The Mansfield Public Library just got a new lease on life, bigger, bolder, more beautiful and more technological.
After closing on Memorial Day for long-awaited renovations, the library reopened this week with a new look that has been almost two decades in the making.
“Finally!” said Yolanda Botello, director of library and historical services. “It’s the change that we really needed. I think this is going to help us change how we serve the community.”
And there’s a lot more in the library -- and a lot more library. The renovation included a 4,000-square-foot addition to the back of the building, making the total area close to 20,000 square feet. The new addition includes a wide-open children’s area with bright colors and a program room that can be opened and closed with movable glass walls. There’s a fun reading area where youngsters can spread out on the floor in another corner.
The new addition has movable glass walls that lead out to a back patio and the open green space behind City Hall and the Mansfield Activities Center.
“I think people are not going to find that it’s just renovated, it’s re-imagined,” said Bobby Quinten, president of the Library Advisory Board. “It brings the library into the 21st century.”
In all, the facility added a conference room, two study rooms, two study booths, a program room, two family restrooms, two staff offices, a staff work room, six new computers, new print station and a new service point for librarians to help the public in the children’s area.

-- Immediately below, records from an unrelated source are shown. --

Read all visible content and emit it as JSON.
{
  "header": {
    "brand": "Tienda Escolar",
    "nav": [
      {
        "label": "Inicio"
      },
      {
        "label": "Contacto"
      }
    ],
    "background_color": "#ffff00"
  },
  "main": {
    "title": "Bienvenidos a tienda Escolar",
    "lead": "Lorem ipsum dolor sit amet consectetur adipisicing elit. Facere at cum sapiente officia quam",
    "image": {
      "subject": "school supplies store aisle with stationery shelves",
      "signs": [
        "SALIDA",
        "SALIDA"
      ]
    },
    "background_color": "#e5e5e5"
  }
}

Residents will be able to check out a meeting room or study area for two hours using their library card on a first-come, first-serve basis.

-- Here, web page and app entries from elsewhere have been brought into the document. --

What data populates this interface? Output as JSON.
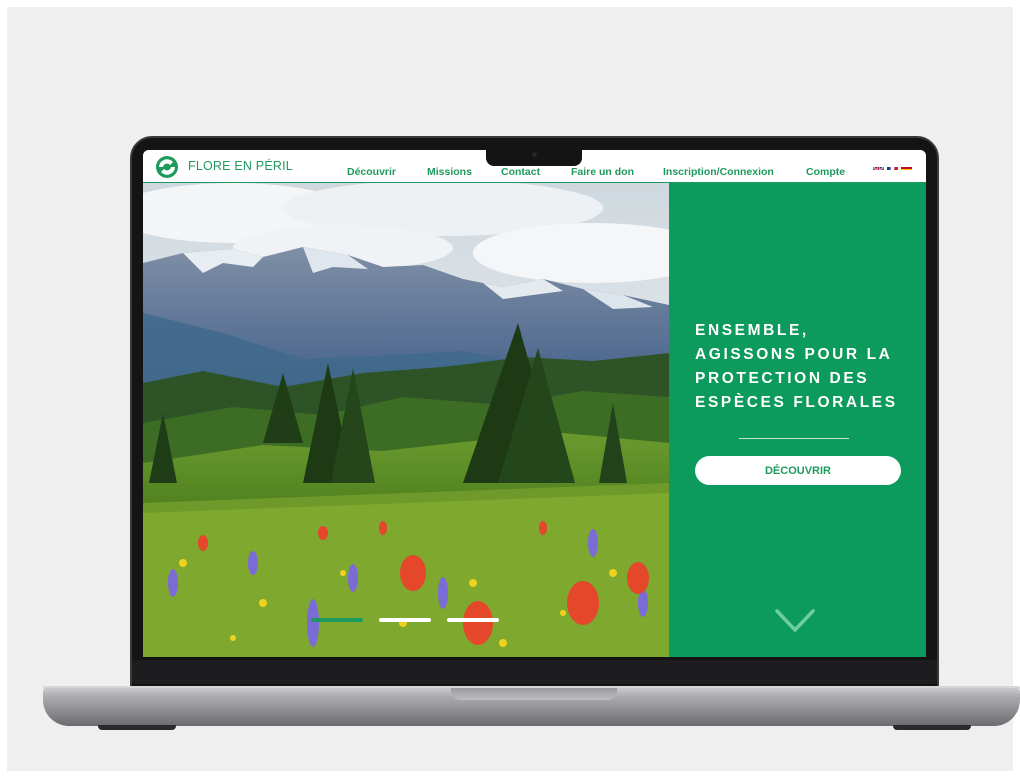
{
  "site": {
    "brand": "FLORE EN PÉRIL",
    "nav": [
      {
        "label": "Découvrir"
      },
      {
        "label": "Missions"
      },
      {
        "label": "Contact"
      },
      {
        "label": "Faire un don"
      },
      {
        "label": "Inscription/Connexion"
      },
      {
        "label": "Compte"
      }
    ],
    "languages": [
      "en",
      "fr",
      "es"
    ]
  },
  "hero": {
    "headline_lines": [
      "ENSEMBLE,",
      "AGISSONS POUR LA",
      "PROTECTION DES",
      "ESPÈCES FLORALES"
    ],
    "cta_label": "DÉCOUVRIR",
    "scroll_icon": "chevron-down-icon",
    "slides_count": 3,
    "active_slide": 1
  },
  "colors": {
    "brand_green": "#1f9a5e",
    "panel_green": "#0d9a5d",
    "white": "#ffffff"
  },
  "icons": {
    "logo": "leaf-globe-logo",
    "flags": [
      "uk-flag-icon",
      "france-flag-icon",
      "spain-flag-icon"
    ]
  }
}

Plus, the library got new carpet, paint, LED lighting and furniture to really spruce up its look.
“We added a little bit of new shelving that allows us to spread out what we have,” Botello said.
The technology got a reboot, too, with three radio-frequency identification stations that allow people to self-checkout a lot of books at one time.
“The staff tagged 70,000 items in the collection, putting in bar codes,” Botello said.
The new look is apparent from the moment people walk in the door with the soaring ceilings with natural light and clean and modern look and design.
Charging stations and computer ports are embedded in many of the library tables, and a charging station with eight lockers is located near the front entrance in case library patrons start to lose power.
“There’s so much we can do,” said Julie Crisafulli, youth services librarian. “The new technology is going to be transformative.”
The Mansfield Public Library, 104 S. Wisteria St., was built in 2001, and expansion plans started almost as soon as the painted dried. In 2004, Mansfield residents voted for a $1.5 million bond to expand the building, the city added $1 million in 2019 and another $600,000 in 2021 due to rising building costs.
Construction began in November 2021 with the building closing to the public after Memorial Day so that workers could tackle interior construction.
During the COVID-19 pandemic, the library stayed open by using a book locker on the front porch and curbside service. Both continued during the renovation. Curbside service has ended with the reopening of the library, but the book lockers for items on hold will continue, Botello said.
Library programs returned to the library this week, including story times, computer classes, chess club, book club and more. For more information on program, click here.
The library is planning a grand opening this month, and has returned to regular operating hours 10 a.m.-6 p.m. Monday, Wednesday and Friday, 10 a.m.-8 p.m. Tuesday and Thursday and 10 a.m.-4 p.m. Saturday.
Botello said that people continued to come into the library throughout construction, hoping to find it open. Now that it’s finished and updated, she hopes that they will be pleased.
“I hope they’re as excited as we are,” she said.
Mansfield, Texas, is a booming city, nestled between Fort Worth and Dallas, but with a personality all its own. The city’s 76,247 citizens enjoy an award-winning school district, vibrant economy, historic downtown, prize-winning park system and community focus spread across 37 square miles. The Mansfield Record is dedicated to reporting city and school news, community happenings, police and fire news, business, food and restaurants, parks and recreation, library, historical archives and special events. The city’s only online newspaper launched in September 2020 and will offer introductory advertising rates for the first three months at three different rates.